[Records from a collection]
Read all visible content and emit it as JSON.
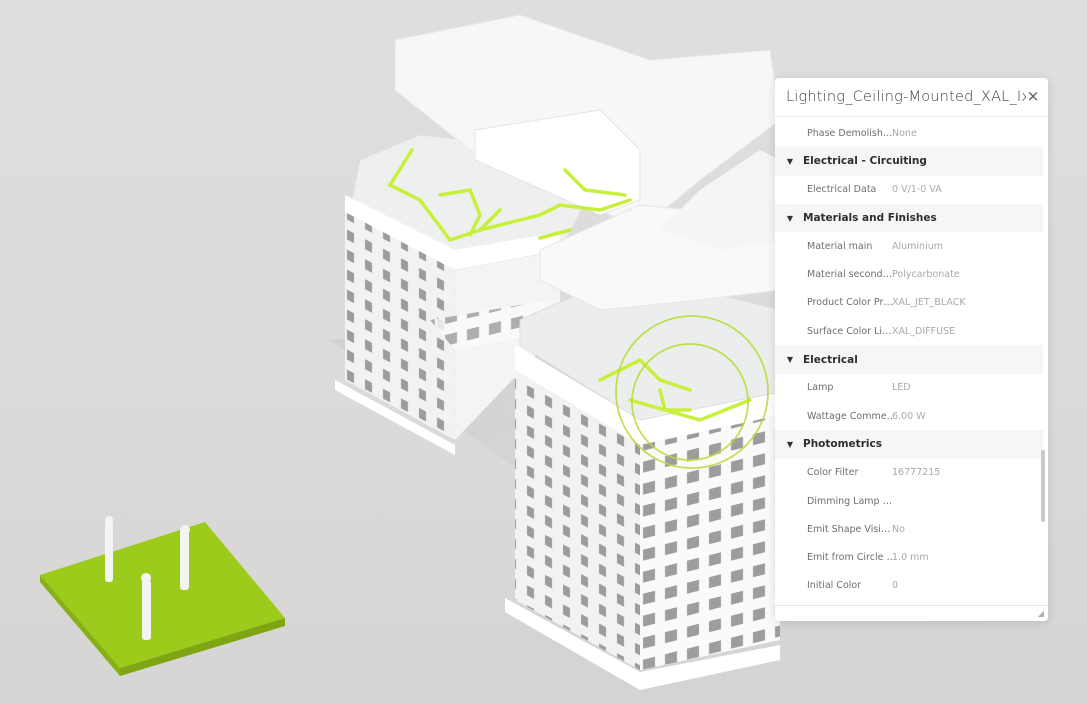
{
  "scene": {
    "background_color": "#dddcda",
    "accent_color": "#a9d82a",
    "highlight_color": "#c8f03c",
    "model_description": "Isometric white building model with green highlighted lighting circuits",
    "platform_description": "Green platform with three human figures"
  },
  "panel": {
    "title": "Lighting_Ceiling-Mounted_XAL_Ix",
    "close_icon": "×",
    "scroll_position": 0.82,
    "rows": [
      {
        "type": "property",
        "key": "Phase Demolish…",
        "value": "None"
      },
      {
        "type": "section",
        "title": "Electrical - Circuiting",
        "expanded": true
      },
      {
        "type": "property",
        "key": "Electrical Data",
        "value": "0 V/1-0 VA"
      },
      {
        "type": "section",
        "title": "Materials and Finishes",
        "expanded": true
      },
      {
        "type": "property",
        "key": "Material main",
        "value": "Aluminium"
      },
      {
        "type": "property",
        "key": "Material second…",
        "value": "Polycarbonate"
      },
      {
        "type": "property",
        "key": "Product Color Pr…",
        "value": "XAL_JET_BLACK"
      },
      {
        "type": "property",
        "key": "Surface Color Li…",
        "value": "XAL_DIFFUSE"
      },
      {
        "type": "section",
        "title": "Electrical",
        "expanded": true
      },
      {
        "type": "property",
        "key": "Lamp",
        "value": "LED"
      },
      {
        "type": "property",
        "key": "Wattage Comme…",
        "value": "6.00 W"
      },
      {
        "type": "section",
        "title": "Photometrics",
        "expanded": true
      },
      {
        "type": "property",
        "key": "Color Filter",
        "value": "16777215"
      },
      {
        "type": "property",
        "key": "Dimming Lamp …",
        "value": ""
      },
      {
        "type": "property",
        "key": "Emit Shape Visi…",
        "value": "No"
      },
      {
        "type": "property",
        "key": "Emit from Circle …",
        "value": "1.0 mm"
      },
      {
        "type": "property",
        "key": "Initial Color",
        "value": "0"
      }
    ]
  }
}
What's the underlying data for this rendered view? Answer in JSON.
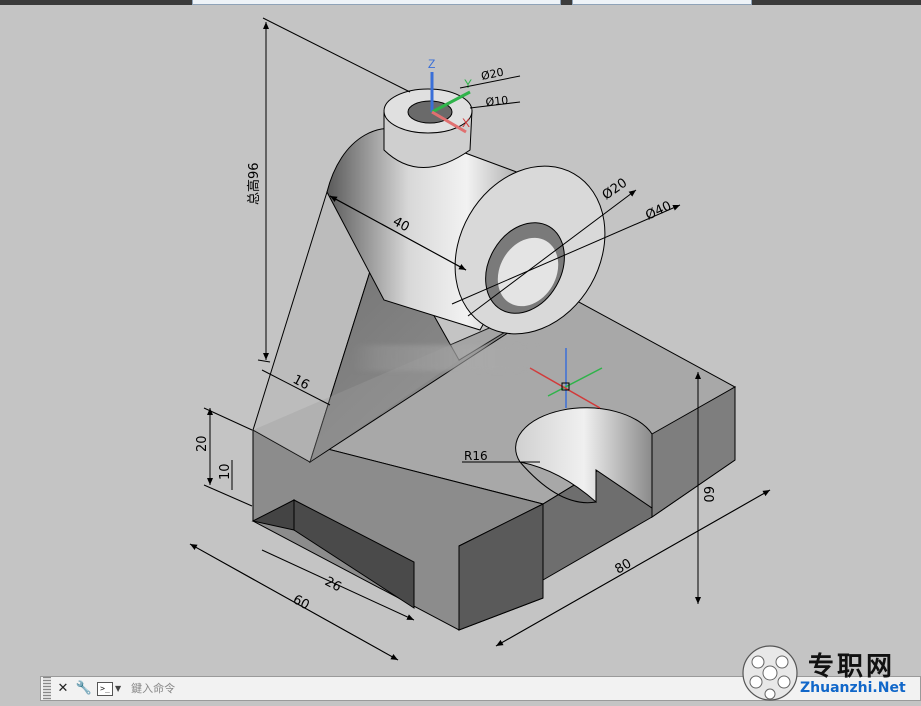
{
  "command_line": {
    "close_icon": "close-icon",
    "settings_icon": "wrench-icon",
    "prompt_icon": "command-prompt-icon",
    "prompt_glyph": ">_",
    "placeholder": "鍵入命令"
  },
  "dimensions": {
    "total_height": "总高96",
    "top_boss_outer": "Ø20",
    "top_boss_inner": "Ø10",
    "cylinder_length": "40",
    "bore_dia": "Ø20",
    "cylinder_dia": "Ø40",
    "rib_thickness": "16",
    "base_height": "20",
    "base_foot": "10",
    "slot_radius": "R16",
    "base_width_inner": "26",
    "base_width": "60",
    "base_length": "80",
    "base_depth": "60"
  },
  "ucs": {
    "z": "Z",
    "y": "Y",
    "x": "X"
  },
  "watermark": {
    "cn": "专职网",
    "en": "Zhuanzhi.Net"
  },
  "colors": {
    "background": "#c4c4c4",
    "ucs_x": "#d23a3a",
    "ucs_y": "#2fb34a",
    "ucs_z": "#3a6fd8",
    "watermark_blue": "#1167c9"
  }
}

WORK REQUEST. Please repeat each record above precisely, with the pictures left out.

ANSWER.
Read all visible content and emit it as JSON.
{
  "scene": {
    "background_color": "#dddcda",
    "accent_color": "#a9d82a",
    "highlight_color": "#c8f03c",
    "model_description": "Isometric white building model with green highlighted lighting circuits",
    "platform_description": "Green platform with three human figures"
  },
  "panel": {
    "title": "Lighting_Ceiling-Mounted_XAL_Ix",
    "close_icon": "×",
    "scroll_position": 0.82,
    "rows": [
      {
        "type": "property",
        "key": "Phase Demolish…",
        "value": "None"
      },
      {
        "type": "section",
        "title": "Electrical - Circuiting",
        "expanded": true
      },
      {
        "type": "property",
        "key": "Electrical Data",
        "value": "0 V/1-0 VA"
      },
      {
        "type": "section",
        "title": "Materials and Finishes",
        "expanded": true
      },
      {
        "type": "property",
        "key": "Material main",
        "value": "Aluminium"
      },
      {
        "type": "property",
        "key": "Material second…",
        "value": "Polycarbonate"
      },
      {
        "type": "property",
        "key": "Product Color Pr…",
        "value": "XAL_JET_BLACK"
      },
      {
        "type": "property",
        "key": "Surface Color Li…",
        "value": "XAL_DIFFUSE"
      },
      {
        "type": "section",
        "title": "Electrical",
        "expanded": true
      },
      {
        "type": "property",
        "key": "Lamp",
        "value": "LED"
      },
      {
        "type": "property",
        "key": "Wattage Comme…",
        "value": "6.00 W"
      },
      {
        "type": "section",
        "title": "Photometrics",
        "expanded": true
      },
      {
        "type": "property",
        "key": "Color Filter",
        "value": "16777215"
      },
      {
        "type": "property",
        "key": "Dimming Lamp …",
        "value": ""
      },
      {
        "type": "property",
        "key": "Emit Shape Visi…",
        "value": "No"
      },
      {
        "type": "property",
        "key": "Emit from Circle …",
        "value": "1.0 mm"
      },
      {
        "type": "property",
        "key": "Initial Color",
        "value": "0"
      }
    ]
  }
}
What's the underlying data for this rendered view? Answer in JSON.
{
  "command_line": {
    "close_icon": "close-icon",
    "settings_icon": "wrench-icon",
    "prompt_icon": "command-prompt-icon",
    "prompt_glyph": ">_",
    "placeholder": "鍵入命令"
  },
  "dimensions": {
    "total_height": "总高96",
    "top_boss_outer": "Ø20",
    "top_boss_inner": "Ø10",
    "cylinder_length": "40",
    "bore_dia": "Ø20",
    "cylinder_dia": "Ø40",
    "rib_thickness": "16",
    "base_height": "20",
    "base_foot": "10",
    "slot_radius": "R16",
    "base_width_inner": "26",
    "base_width": "60",
    "base_length": "80",
    "base_depth": "60"
  },
  "ucs": {
    "z": "Z",
    "y": "Y",
    "x": "X"
  },
  "watermark": {
    "cn": "专职网",
    "en": "Zhuanzhi.Net"
  },
  "colors": {
    "background": "#c4c4c4",
    "ucs_x": "#d23a3a",
    "ucs_y": "#2fb34a",
    "ucs_z": "#3a6fd8",
    "watermark_blue": "#1167c9"
  }
}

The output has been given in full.